New framework highlights dual role of genetics and culture in inheritance
A new framework which reconciles the roles of behavioral genetics and cultural evolution in inheritance—and cuts through the nature/nurture debate—has been put forward by researchers at the London School of Economics and Political Science (LSE).
The model, which is set out in a forthcoming paper in Behavioral and Brain Sciences, uses a dual inheritance approach to predict how cultural factors—such as technological innovation—can affect heritability. Heritability is the extent to which variation in a certain phenotypic trait, such as IQ, can be predicted by genetics as opposed to environmental factors such as access to education.
The new framework highlights how genes and culture are deeply intertwined. For example, humans have jaws too weak and guts too short for a world without controlled fire and cooked food. We lack the genes for fire-making or cooking and instead rely on culture to compensate. Alongside genetic evolution, culture evolves over time in response to ecological, demographic and social factors.
The authors note that when culture overlaps with genes, the impact of genetics on a trait can become masked, unmasked or reversed and the effects of a gene can mistakenly be attributed to the environment or vice versa.
This integrated approach challenges the simple nature/nurture debate and helps resolve controversies in topics such as IQ by revealing that behavioral and cognitive characteristics are reliant on a whole host of evolving interacting factors—both genetic and cultural.

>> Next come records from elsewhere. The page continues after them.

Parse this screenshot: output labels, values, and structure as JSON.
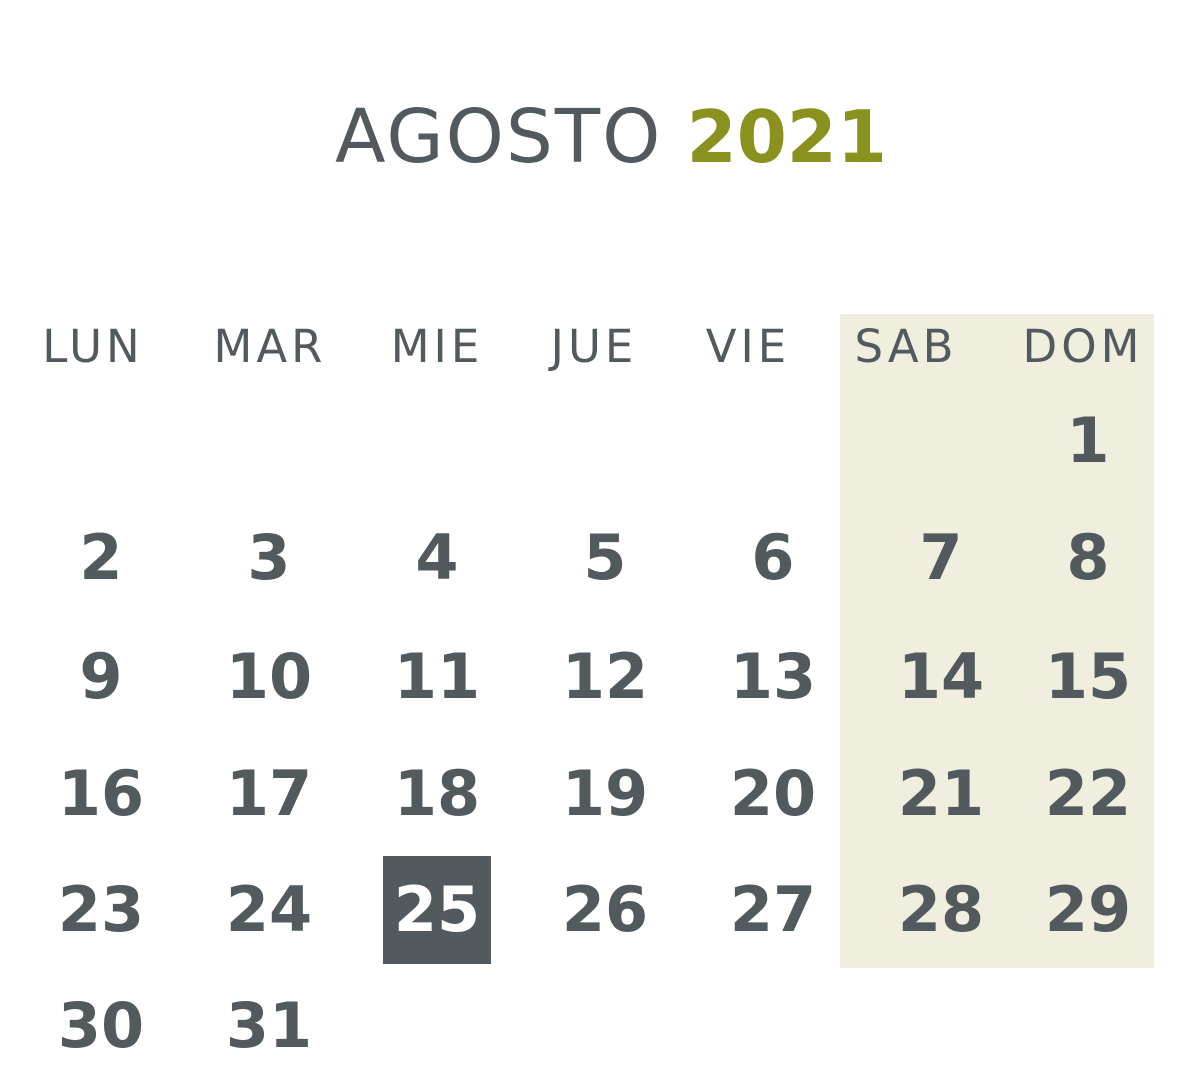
{
  "title": {
    "month": "AGOSTO",
    "year": "2021"
  },
  "colors": {
    "text": "#535a5e",
    "accent": "#8b911e",
    "weekend_bg": "#efeedf",
    "today_bg": "#535a5e",
    "today_text": "#ffffff"
  },
  "weekdays": [
    "LUN",
    "MAR",
    "MIE",
    "JUE",
    "VIE",
    "SAB",
    "DOM"
  ],
  "weeks": [
    [
      "",
      "",
      "",
      "",
      "",
      "",
      "1"
    ],
    [
      "2",
      "3",
      "4",
      "5",
      "6",
      "7",
      "8"
    ],
    [
      "9",
      "10",
      "11",
      "12",
      "13",
      "14",
      "15"
    ],
    [
      "16",
      "17",
      "18",
      "19",
      "20",
      "21",
      "22"
    ],
    [
      "23",
      "24",
      "25",
      "26",
      "27",
      "28",
      "29"
    ],
    [
      "30",
      "31",
      "",
      "",
      "",
      "",
      ""
    ]
  ],
  "highlighted_day": "25"
}
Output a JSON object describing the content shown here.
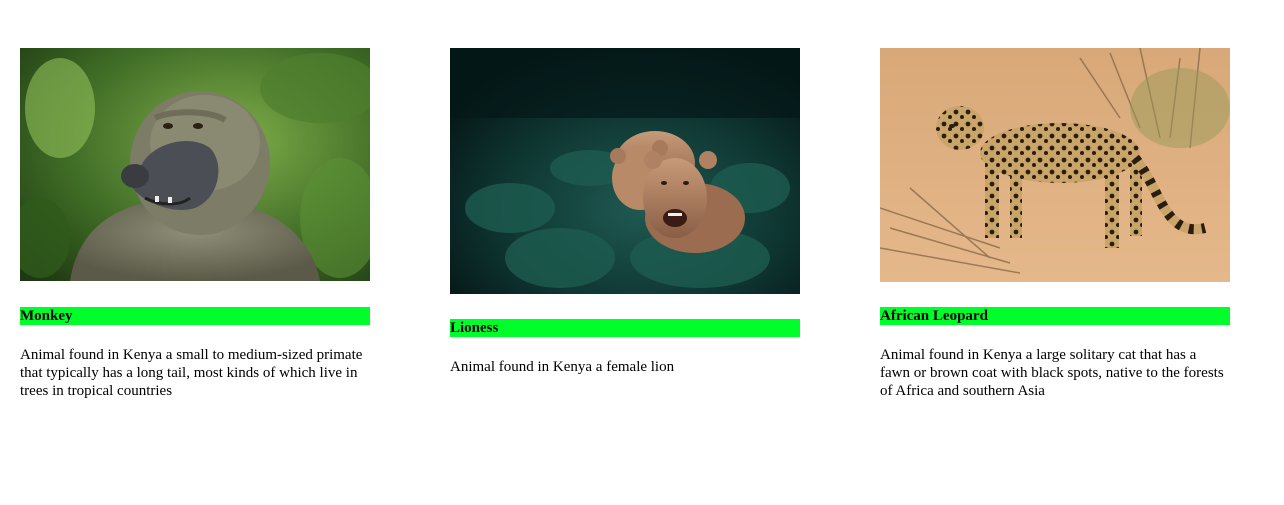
{
  "cards": [
    {
      "title": "Monkey",
      "description": "Animal found in Kenya a small to medium-sized primate that typically has a long tail, most kinds of which live in trees in tropical countries",
      "image": "baboon-photo"
    },
    {
      "title": "Lioness",
      "description": "Animal found in Kenya a female lion",
      "image": "lioness-photo"
    },
    {
      "title": "African Leopard",
      "description": "Animal found in Kenya a large solitary cat that has a fawn or brown coat with black spots, native to the forests of Africa and southern Asia",
      "image": "leopard-photo"
    }
  ],
  "colors": {
    "title_highlight": "#00ff2a",
    "text": "#000000",
    "background": "#ffffff"
  }
}
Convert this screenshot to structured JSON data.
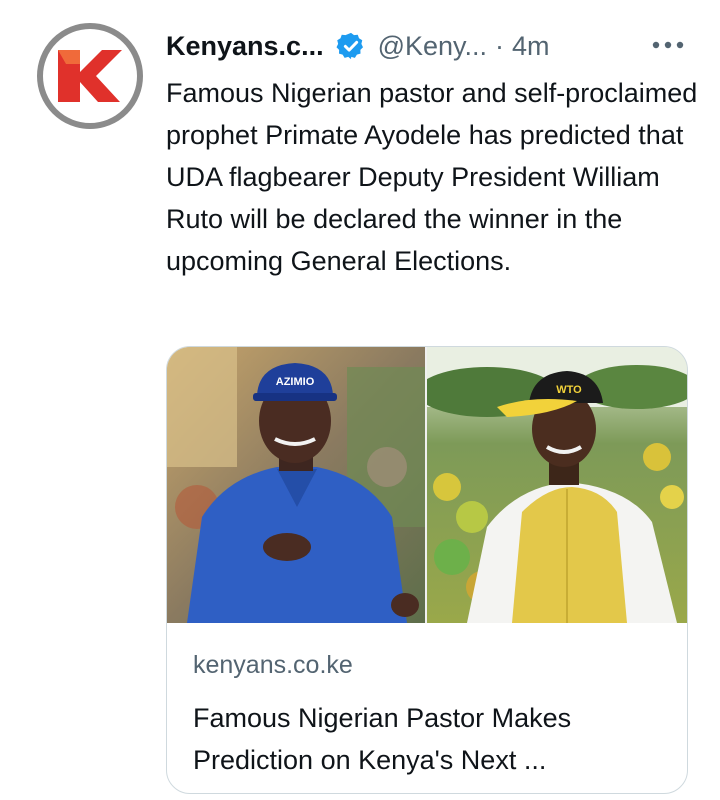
{
  "tweet": {
    "author_name": "Kenyans.c...",
    "handle": "@Keny...",
    "separator": "·",
    "time": "4m",
    "text": "Famous Nigerian pastor and self-proclaimed prophet Primate Ayodele has predicted that UDA flagbearer Deputy President William Ruto will be declared the winner in the upcoming General Elections."
  },
  "card": {
    "domain": "kenyans.co.ke",
    "title": "Famous Nigerian Pastor Makes Prediction on Kenya's Next ...",
    "left_photo_cap_text": "AZIMIO",
    "right_photo_cap_text": "WTO"
  },
  "colors": {
    "verified_badge": "#1d9bf0",
    "secondary_text": "#536471",
    "logo_red": "#e0312b"
  },
  "icons": {
    "verified": "verified-badge-icon",
    "more": "more-options-icon",
    "avatar": "kenyans-logo-avatar"
  }
}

The cultural evolutionary approach also helps explain how factors such as rates of innovation impact heritability across different social contexts, helping resolve issues that arise from a disproportionately WEIRD (western, educated, industrialized, rich and democratic) literature.
Commenting on the new framework, paper co-author Ryutaro Uchiyama from the Department of Psychological and Behavioral Science at LSE says taht "since its founding, the field of behavioral genetics has quantified the influence of genes by contrasting it with influence from the environment, but it has relied on an impoverished conception of the environment. Human environments are dynamically structured by cultural evolution, and this understanding forces us to reassess the statistical and practical meaning of genetic indices like heritability."
Paper co-author Dr. Michael Muthukrishna added that "biological differences don't imply genetic differences—culture is also biological. This new framework allows us to better understand how genes and culture interact to create us. As the paper reveals, high heritability does not mean schools and other aspects of the environment don't matter or that there is anything inevitable about who we are and what we become."
The paper, "Cultural Evolution of Genetic Heritability," has been accepted by the journal Behavioral and Brain Sciences. The journal is currently soliciting reactive commentary on the target article from other researchers. The authors will respond to these commentaries in a follow-up article later in the year.